National Tooth Fairy Day
National Tooth Fairy Day is celebrated twice a year: in winter on February 28 and in summer on August 22. The holiday is dedicated to a magical creature – the Tooth Fairy, who arrives at night to pick up children’s milk teeth that have fallen out and leave money or gifts for them. The tooth fairy is a well-known character in the English-speaking countries of Europe and America; since the 2000s, it has also become known in Russia.
It is not known who determined the dates of National Tooth Fairy Day. But it is quite fair that the holiday is celebrated both in winter and in summer. After all, children lose their first teeth all year round!
Learn something about the origin of this creature:
- For the first time, the mention of the “fee for the tooth” appeared in the sagas of ancient Iceland – parents paid the child for the first (or last) tooth that fell out from him.
- In 1894, a Spanish boy of 8 years old, nicknamed Bubi Loose Tooth, and a famous writer was asked to write a fairy tale about it in order to calm the child. Writer Luis Colomo created a story about the little mouse Perez leaving gifts for milk teeth. The heroes were the boy Bubi himself, the little king, and his mother. Bubi was the king in reality – the Spanish monarch Alfonso III, who ruled under the leadership of his mother – Queen Regent Maria Cristina. The tale was published in 1902 and became famous. The Spanish Tooth Fairy is a mouse!
- And French too. Her name comes from the word “Smile”.
- In 1908, in the American newspaper Chicago Daily Tribune, in the heading with advice on housekeeping, an article was published advising children to be told about the Tooth Fairy so that they would be comfortable with the removal of milk teeth.

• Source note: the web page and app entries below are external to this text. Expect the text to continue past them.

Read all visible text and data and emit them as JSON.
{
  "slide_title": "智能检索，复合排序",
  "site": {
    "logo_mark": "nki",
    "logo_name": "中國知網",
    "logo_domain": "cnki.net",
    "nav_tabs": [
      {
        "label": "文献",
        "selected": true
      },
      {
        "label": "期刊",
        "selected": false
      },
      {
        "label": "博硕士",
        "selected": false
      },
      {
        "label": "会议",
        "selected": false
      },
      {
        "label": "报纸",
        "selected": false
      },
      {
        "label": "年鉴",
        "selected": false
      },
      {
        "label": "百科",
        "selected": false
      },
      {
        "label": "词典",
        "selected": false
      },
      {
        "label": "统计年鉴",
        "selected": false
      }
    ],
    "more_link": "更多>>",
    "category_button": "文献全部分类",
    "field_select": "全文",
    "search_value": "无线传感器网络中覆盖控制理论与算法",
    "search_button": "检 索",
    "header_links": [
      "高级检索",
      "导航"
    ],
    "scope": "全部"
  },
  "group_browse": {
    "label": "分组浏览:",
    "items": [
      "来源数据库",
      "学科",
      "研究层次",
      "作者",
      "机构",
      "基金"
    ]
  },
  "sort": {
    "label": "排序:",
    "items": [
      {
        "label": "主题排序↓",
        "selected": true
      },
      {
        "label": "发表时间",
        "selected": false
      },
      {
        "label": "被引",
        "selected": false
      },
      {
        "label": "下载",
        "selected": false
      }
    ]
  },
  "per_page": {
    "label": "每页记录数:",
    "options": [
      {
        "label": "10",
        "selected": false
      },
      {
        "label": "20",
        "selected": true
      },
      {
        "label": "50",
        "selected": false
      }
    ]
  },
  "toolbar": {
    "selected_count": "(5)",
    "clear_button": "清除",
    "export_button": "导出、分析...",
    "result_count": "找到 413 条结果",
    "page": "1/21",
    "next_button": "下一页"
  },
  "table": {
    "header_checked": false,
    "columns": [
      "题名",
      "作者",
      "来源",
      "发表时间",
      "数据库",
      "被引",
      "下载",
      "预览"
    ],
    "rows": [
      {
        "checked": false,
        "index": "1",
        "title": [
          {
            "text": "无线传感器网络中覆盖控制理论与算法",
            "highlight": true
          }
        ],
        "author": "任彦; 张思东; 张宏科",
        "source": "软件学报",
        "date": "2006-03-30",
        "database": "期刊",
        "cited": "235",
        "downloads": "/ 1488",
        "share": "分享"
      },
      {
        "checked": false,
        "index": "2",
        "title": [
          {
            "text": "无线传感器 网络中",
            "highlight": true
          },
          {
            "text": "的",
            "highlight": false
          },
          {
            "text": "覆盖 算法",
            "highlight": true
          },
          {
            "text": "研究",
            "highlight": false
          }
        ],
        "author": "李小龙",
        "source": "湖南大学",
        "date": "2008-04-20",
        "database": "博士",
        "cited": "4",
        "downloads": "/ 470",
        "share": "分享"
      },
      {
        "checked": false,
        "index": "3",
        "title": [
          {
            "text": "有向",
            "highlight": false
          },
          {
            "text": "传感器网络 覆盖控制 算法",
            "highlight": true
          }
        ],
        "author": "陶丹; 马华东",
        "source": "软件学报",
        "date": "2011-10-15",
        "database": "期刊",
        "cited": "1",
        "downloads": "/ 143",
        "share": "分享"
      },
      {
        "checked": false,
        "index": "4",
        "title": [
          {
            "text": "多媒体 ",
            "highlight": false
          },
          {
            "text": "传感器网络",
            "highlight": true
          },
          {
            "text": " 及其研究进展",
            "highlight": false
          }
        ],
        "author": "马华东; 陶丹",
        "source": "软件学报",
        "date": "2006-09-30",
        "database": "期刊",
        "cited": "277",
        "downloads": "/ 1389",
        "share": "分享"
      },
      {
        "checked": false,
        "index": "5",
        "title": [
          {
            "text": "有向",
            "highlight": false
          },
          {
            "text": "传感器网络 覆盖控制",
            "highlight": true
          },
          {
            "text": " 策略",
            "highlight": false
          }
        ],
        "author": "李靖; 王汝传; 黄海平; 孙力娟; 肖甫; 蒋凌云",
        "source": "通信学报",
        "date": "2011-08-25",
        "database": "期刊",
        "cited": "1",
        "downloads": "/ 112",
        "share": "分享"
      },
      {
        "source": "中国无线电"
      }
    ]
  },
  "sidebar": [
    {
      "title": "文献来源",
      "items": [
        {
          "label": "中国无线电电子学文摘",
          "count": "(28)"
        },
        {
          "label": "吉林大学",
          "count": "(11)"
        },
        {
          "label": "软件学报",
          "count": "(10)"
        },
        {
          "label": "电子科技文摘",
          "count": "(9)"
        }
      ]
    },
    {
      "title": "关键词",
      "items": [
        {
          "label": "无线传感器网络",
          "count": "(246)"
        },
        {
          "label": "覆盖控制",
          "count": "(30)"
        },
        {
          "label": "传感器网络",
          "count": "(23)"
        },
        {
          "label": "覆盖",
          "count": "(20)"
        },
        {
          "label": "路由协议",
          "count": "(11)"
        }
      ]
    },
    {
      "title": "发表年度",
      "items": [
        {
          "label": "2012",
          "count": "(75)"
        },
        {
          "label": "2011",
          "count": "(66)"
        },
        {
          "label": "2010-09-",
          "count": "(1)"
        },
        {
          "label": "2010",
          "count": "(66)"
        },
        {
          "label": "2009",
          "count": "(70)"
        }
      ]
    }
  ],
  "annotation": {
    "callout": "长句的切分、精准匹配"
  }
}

- In 1927, Esther W. Arnold wrote a play about the Tooth Fairy, and the character became hugely popular in the United States.
How to celebrate
National Tooth Fairy Day is a great opportunity to talk fairy tale about oral hygiene with kids! Explain that the Tooth Fairy doesn’t like unbrushed teeth and won’t pay for them. Invite your child to draw the Tooth Fairy, write her a letter (and let her not forget to answer!). With schoolchildren, you can watch films with this name – 1997 with Kirstie Alley or 2010 and 2012 (these are comedies with Dwayne “The Rock” Johnson).
When is National Tooth Fairy Day Celebrated in 2022?
National Tooth Fairy Day is dedicated to celebrating success. It has always been observed annually on February 28 and on August 22.